= Material supplied =
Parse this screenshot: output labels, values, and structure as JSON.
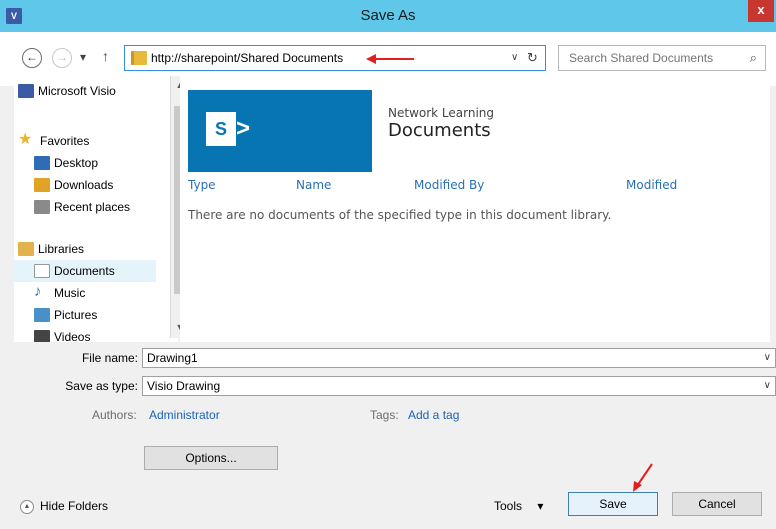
{
  "window": {
    "title": "Save As",
    "app_icon_text": "V",
    "close_glyph": "x"
  },
  "toolbar": {
    "back_glyph": "←",
    "forward_glyph": "→",
    "recent_glyph": "▾",
    "up_glyph": "↑",
    "address": "http://sharepoint/Shared Documents",
    "address_caret": "∨",
    "refresh_glyph": "↻",
    "search_placeholder": "Search Shared Documents",
    "search_glyph": "⌕"
  },
  "sidebar": {
    "items": [
      {
        "label": "Microsoft Visio",
        "icon": "visio-icon",
        "color": "#3b5ba5"
      },
      {
        "label": "Favorites",
        "icon": "star-icon",
        "color": "#f0b526"
      },
      {
        "label": "Desktop",
        "icon": "desktop-icon",
        "color": "#2e6db5"
      },
      {
        "label": "Downloads",
        "icon": "downloads-icon",
        "color": "#e0a325"
      },
      {
        "label": "Recent places",
        "icon": "recent-places-icon",
        "color": "#8a8a8a"
      },
      {
        "label": "Libraries",
        "icon": "libraries-icon",
        "color": "#e2b34d"
      },
      {
        "label": "Documents",
        "icon": "documents-icon",
        "color": "#dcdcdc",
        "selected": true
      },
      {
        "label": "Music",
        "icon": "music-icon",
        "color": "#2c72c9"
      },
      {
        "label": "Pictures",
        "icon": "pictures-icon",
        "color": "#4a90c8"
      },
      {
        "label": "Videos",
        "icon": "videos-icon",
        "color": "#444444"
      }
    ]
  },
  "library": {
    "logo_letter": "S",
    "logo_arrow": ">",
    "site_name": "Network Learning",
    "title": "Documents",
    "columns": [
      "Type",
      "Name",
      "Modified By",
      "Modified"
    ],
    "empty_message": "There are no documents of the specified type in this document library."
  },
  "form": {
    "file_name_label": "File name:",
    "file_name_value": "Drawing1",
    "save_type_label": "Save as type:",
    "save_type_value": "Visio Drawing",
    "dropdown_glyph": "∨",
    "authors_label": "Authors:",
    "authors_value": "Administrator",
    "tags_label": "Tags:",
    "tags_value": "Add a tag",
    "options_label": "Options..."
  },
  "footer": {
    "hide_folders_glyph": "▲",
    "hide_folders_label": "Hide Folders",
    "tools_label": "Tools",
    "tools_caret": "▾",
    "save_label": "Save",
    "cancel_label": "Cancel"
  },
  "colors": {
    "title_bar": "#5fc7e9",
    "close_button": "#c7372f",
    "sharepoint_blue": "#0875b3",
    "link_blue": "#1c62b9",
    "annotation_red": "#e02020"
  }
}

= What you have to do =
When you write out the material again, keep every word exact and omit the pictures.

= Result for this task =
Parse this screenshot: output labels, values, and structure as JSON.
{
  "window": {
    "title": "Save As",
    "app_icon_text": "V",
    "close_glyph": "x"
  },
  "toolbar": {
    "back_glyph": "←",
    "forward_glyph": "→",
    "recent_glyph": "▾",
    "up_glyph": "↑",
    "address": "http://sharepoint/Shared Documents",
    "address_caret": "∨",
    "refresh_glyph": "↻",
    "search_placeholder": "Search Shared Documents",
    "search_glyph": "⌕"
  },
  "sidebar": {
    "items": [
      {
        "label": "Microsoft Visio",
        "icon": "visio-icon",
        "color": "#3b5ba5"
      },
      {
        "label": "Favorites",
        "icon": "star-icon",
        "color": "#f0b526"
      },
      {
        "label": "Desktop",
        "icon": "desktop-icon",
        "color": "#2e6db5"
      },
      {
        "label": "Downloads",
        "icon": "downloads-icon",
        "color": "#e0a325"
      },
      {
        "label": "Recent places",
        "icon": "recent-places-icon",
        "color": "#8a8a8a"
      },
      {
        "label": "Libraries",
        "icon": "libraries-icon",
        "color": "#e2b34d"
      },
      {
        "label": "Documents",
        "icon": "documents-icon",
        "color": "#dcdcdc",
        "selected": true
      },
      {
        "label": "Music",
        "icon": "music-icon",
        "color": "#2c72c9"
      },
      {
        "label": "Pictures",
        "icon": "pictures-icon",
        "color": "#4a90c8"
      },
      {
        "label": "Videos",
        "icon": "videos-icon",
        "color": "#444444"
      }
    ]
  },
  "library": {
    "logo_letter": "S",
    "logo_arrow": ">",
    "site_name": "Network Learning",
    "title": "Documents",
    "columns": [
      "Type",
      "Name",
      "Modified By",
      "Modified"
    ],
    "empty_message": "There are no documents of the specified type in this document library."
  },
  "form": {
    "file_name_label": "File name:",
    "file_name_value": "Drawing1",
    "save_type_label": "Save as type:",
    "save_type_value": "Visio Drawing",
    "dropdown_glyph": "∨",
    "authors_label": "Authors:",
    "authors_value": "Administrator",
    "tags_label": "Tags:",
    "tags_value": "Add a tag",
    "options_label": "Options..."
  },
  "footer": {
    "hide_folders_glyph": "▲",
    "hide_folders_label": "Hide Folders",
    "tools_label": "Tools",
    "tools_caret": "▾",
    "save_label": "Save",
    "cancel_label": "Cancel"
  },
  "colors": {
    "title_bar": "#5fc7e9",
    "close_button": "#c7372f",
    "sharepoint_blue": "#0875b3",
    "link_blue": "#1c62b9",
    "annotation_red": "#e02020"
  }
}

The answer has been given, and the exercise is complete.